  22. Psaraftis, H.N., and C.A. Kontovas. 2013. Speed models for energy-efficient maritime transportation: a taxonomy and survey. Transportation Research Part C 26: 331–351.CrossRefGoogle Scholar
  23. Psaraftis, H.N., and C.A. Kontovas. 2015. Slow steaming in maritime transportation: fundamentals, trade-offs, and decision models. In Handbook of ocean container transportation logistics: making global supply chains effective, ed. C.-Y. Lee and Q. Meng. New York: Springer.Google Scholar
  24. Psaraftis, H.N., and C.A. Kontovas. 2016. Green maritime transportation: speed and route optimization. In Green Transportation Logistics: in Search for Win-Win Solutions, ed. H.N. Psaraftis. Springer.Google Scholar
  25. Vilas, R.F. 2018. Container shipping performance: a case study on a transpacific service. M.Sc. thesis, Technical University of Denmark.Google Scholar
  26. Zis, T., R.J. North, P. Angeloudis, W.Y. Ochieng, and M.G.H. Bell. 2014. Evaluation of cold ironing and speed reduction policies to reduce ship emissions near and at ports. Maritime Economics & Logistics 16 (4): 371–398.CrossRefGoogle Scholar
  27. Zis, T., and H.N. Psaraftis. 2017. The implications of the new sulphur limits on the European Ro-Ro sector. Transportation Research Part D 52: 185–201.CrossRefGoogle Scholar
  28. Zis, T., and H.N. Psaraftis. 2018. Operational measures to mitigate and reverse the potential modal shifts due to environmental legislation. Maritime Policy & Management. Scholar
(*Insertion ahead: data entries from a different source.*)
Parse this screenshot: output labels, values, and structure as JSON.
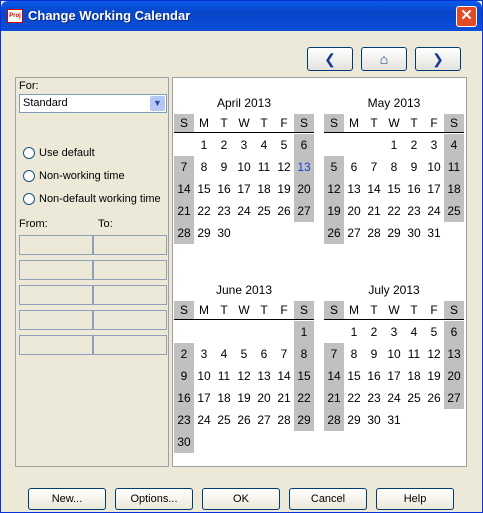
{
  "window": {
    "title": "Change Working Calendar",
    "close_glyph": "✕",
    "app_icon_text": "Proj"
  },
  "nav": {
    "prev_glyph": "❮",
    "home_glyph": "⌂",
    "next_glyph": "❯"
  },
  "left": {
    "for_label": "For:",
    "calendar_value": "Standard",
    "radios": [
      "Use default",
      "Non-working time",
      "Non-default working time"
    ],
    "from_label": "From:",
    "to_label": "To:"
  },
  "dow": [
    "S",
    "M",
    "T",
    "W",
    "T",
    "F",
    "S"
  ],
  "months": [
    {
      "title": "April 2013",
      "start": 1,
      "days": 30,
      "today": 13,
      "shadeAll": []
    },
    {
      "title": "May 2013",
      "start": 3,
      "days": 31,
      "today": null,
      "shadeAll": []
    },
    {
      "title": "June 2013",
      "start": 6,
      "days": 30,
      "today": null,
      "shadeAll": []
    },
    {
      "title": "July 2013",
      "start": 1,
      "days": 31,
      "today": null,
      "shadeAll": []
    }
  ],
  "buttons": {
    "new": "New...",
    "options": "Options...",
    "ok": "OK",
    "cancel": "Cancel",
    "help": "Help"
  }
}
Copyright information

© Springer Nature Limited 2019

Authors and Affiliations

  1. 1.Department of Technology, Management and EconomicsTechnical University of DenmarkLyngbyDenmark

Personalised recommendations